This book in particular has made me think a lot, about how book tastes change through the decades and how writers really have to produce work that aligns with the current zeitgeist.
We had this discussion first when reading Colson Whitehead’s The Nickel Boys, a novel based on the true experiences of young boys in a Florida reform school. Whitehead had no personal experience of this, but his research was detailed enough to make an authentic version. We agreed that you can’t limit a writer, or any artist, to create work only based on lived and personal experience. Nonetheless, it seems that readers are now more critical of what is served up to them in the name of fiction.
Rose Tremain, on the other hand, seems more relaxed about authenticity, shall we say. Her vague ‘Eastern European’ setting, the stereotypical Indian woman, Irish man and ex-Communist country friend are simplistic versions of reality. And, as such, she received a fair criticism from our readers for creating more of a fairytale than a reality novel.
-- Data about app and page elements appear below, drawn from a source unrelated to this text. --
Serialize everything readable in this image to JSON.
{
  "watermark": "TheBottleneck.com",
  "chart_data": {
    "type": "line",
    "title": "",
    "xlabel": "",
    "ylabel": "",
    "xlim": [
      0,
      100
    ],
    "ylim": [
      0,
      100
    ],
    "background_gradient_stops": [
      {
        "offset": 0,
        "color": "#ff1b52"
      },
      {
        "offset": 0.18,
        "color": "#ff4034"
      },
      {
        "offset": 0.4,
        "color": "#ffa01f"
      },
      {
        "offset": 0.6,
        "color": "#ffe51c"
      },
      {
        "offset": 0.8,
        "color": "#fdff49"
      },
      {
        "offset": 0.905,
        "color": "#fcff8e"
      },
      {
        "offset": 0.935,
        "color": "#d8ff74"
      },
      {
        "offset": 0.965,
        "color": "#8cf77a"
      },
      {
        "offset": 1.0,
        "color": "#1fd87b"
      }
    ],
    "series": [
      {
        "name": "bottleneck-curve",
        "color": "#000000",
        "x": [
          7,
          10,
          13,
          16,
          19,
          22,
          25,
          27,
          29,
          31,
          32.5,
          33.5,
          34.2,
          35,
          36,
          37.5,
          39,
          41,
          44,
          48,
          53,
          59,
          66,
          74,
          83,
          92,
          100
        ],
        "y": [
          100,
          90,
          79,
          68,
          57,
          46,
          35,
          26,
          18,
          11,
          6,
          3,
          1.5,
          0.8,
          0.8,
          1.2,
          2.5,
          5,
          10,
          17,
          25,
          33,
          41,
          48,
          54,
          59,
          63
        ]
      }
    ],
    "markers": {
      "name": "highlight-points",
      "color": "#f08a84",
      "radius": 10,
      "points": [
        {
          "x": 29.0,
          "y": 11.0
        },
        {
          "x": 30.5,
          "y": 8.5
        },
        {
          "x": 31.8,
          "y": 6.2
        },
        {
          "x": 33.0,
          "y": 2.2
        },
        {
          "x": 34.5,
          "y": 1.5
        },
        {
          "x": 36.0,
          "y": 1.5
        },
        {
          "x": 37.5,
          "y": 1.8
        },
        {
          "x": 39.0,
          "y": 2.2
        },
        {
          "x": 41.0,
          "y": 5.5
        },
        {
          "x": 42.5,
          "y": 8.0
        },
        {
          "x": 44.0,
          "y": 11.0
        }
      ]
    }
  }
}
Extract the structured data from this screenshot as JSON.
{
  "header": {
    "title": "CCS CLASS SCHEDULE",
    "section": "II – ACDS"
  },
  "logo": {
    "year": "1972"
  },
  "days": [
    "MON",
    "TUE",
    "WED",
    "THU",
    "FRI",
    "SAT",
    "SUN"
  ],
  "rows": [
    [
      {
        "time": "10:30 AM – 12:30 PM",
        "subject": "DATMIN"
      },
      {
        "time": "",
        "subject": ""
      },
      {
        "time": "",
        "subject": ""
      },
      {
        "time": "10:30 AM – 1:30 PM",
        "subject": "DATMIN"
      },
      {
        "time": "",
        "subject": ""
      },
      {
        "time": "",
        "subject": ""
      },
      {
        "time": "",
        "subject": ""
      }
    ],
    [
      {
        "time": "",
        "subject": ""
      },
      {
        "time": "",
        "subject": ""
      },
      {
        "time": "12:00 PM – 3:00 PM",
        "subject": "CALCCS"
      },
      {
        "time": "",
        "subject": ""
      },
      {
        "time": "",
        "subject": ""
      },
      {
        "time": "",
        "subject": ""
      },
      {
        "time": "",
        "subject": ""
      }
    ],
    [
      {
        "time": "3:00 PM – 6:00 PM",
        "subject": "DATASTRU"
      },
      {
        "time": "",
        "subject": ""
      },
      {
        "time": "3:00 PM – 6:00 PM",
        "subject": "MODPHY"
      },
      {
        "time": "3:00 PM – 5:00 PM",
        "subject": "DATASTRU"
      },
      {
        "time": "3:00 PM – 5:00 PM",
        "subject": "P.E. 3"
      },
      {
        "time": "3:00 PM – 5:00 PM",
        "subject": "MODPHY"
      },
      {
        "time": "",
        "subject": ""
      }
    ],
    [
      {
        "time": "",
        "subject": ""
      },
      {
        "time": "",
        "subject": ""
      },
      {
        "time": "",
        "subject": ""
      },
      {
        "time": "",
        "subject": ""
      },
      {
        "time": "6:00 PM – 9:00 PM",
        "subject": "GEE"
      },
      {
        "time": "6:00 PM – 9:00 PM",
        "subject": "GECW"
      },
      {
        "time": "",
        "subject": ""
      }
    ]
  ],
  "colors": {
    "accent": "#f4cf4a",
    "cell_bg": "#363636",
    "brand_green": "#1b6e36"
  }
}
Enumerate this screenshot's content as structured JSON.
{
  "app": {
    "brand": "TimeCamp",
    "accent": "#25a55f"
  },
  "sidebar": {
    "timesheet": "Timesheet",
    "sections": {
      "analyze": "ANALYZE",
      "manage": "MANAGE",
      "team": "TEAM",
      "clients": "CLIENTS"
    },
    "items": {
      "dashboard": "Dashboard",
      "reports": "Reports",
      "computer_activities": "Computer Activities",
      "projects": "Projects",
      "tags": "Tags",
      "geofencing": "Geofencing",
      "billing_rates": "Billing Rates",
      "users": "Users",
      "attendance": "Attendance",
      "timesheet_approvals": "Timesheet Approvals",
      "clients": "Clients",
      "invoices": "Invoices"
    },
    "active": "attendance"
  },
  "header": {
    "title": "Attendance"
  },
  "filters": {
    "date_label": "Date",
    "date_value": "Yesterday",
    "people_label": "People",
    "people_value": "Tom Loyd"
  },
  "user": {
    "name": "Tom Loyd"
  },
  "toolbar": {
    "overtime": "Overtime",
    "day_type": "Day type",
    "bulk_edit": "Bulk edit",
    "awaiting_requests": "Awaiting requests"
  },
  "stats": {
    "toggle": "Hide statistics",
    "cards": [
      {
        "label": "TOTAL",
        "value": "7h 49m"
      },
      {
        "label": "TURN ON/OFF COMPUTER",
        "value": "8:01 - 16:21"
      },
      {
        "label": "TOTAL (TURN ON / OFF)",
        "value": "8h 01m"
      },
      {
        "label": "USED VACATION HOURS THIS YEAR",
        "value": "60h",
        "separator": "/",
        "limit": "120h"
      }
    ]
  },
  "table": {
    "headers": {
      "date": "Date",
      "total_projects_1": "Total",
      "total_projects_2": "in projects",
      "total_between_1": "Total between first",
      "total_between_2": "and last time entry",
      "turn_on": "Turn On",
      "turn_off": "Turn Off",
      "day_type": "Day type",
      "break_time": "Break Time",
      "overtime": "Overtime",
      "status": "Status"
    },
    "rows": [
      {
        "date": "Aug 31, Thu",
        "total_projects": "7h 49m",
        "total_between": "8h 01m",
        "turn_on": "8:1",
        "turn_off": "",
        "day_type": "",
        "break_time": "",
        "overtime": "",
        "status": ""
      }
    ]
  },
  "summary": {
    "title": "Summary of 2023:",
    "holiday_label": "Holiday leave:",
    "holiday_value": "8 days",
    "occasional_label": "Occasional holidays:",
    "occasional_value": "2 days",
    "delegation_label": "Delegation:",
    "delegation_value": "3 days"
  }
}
But this book was written way back in 2008 - and even then she wasn’t young. Are we just a more demanding audience now? Is our level of global knowledge creating a more worldly audience where a half-hearted drama just isn't going to cut it anymore?
She also included one particular aggressive sexual scene between Lev and Sophie which set a lot of teeth on edge, particularly amongst the younger readers - there was a sense that she ‘allowed’ this episode to pass without much judgement or criticism and the 2022 reader is not prepared to accept that anymore.
Having said all that … the book did score well for enjoyment and page turning appeal. It was an even split of audience ratings: half of us gave it 4/5 and above, and the other half 3/5 or less! So what were the positives?!
It’s an engrossing read, a sense of ‘what’s going to happen to Lev, and Lydia?’ which kept us reading in a ‘block out the everyday’ pleasurable way. Tremain has an ability to write a scene with visual immediacy and depth, and sketch interesting detail into her characters. Her incidental moments, such as the theatre piece, and art discussions, add some contemporary context for discussion, and touches of humour with Rudi and his ‘Tchevi’ lighten the drama. She explores, albeit in an ‘immigrant lite’ way, the personal bravery of setting off alone for a better standard of living, of finding your feet in a strange country, and from that explores one’s understanding of home, family and success. Our recent backdrop of what’s happening in Ukraine did add a poignancy to this drama.
Tremain has received the most positive reviews for her works of historical fiction, one can only assume that she has fully researched those historical periods closely. This book did however win the Women’s Prize for Fiction in 2008 – a more forgiving judging panel in those days, perhaps?!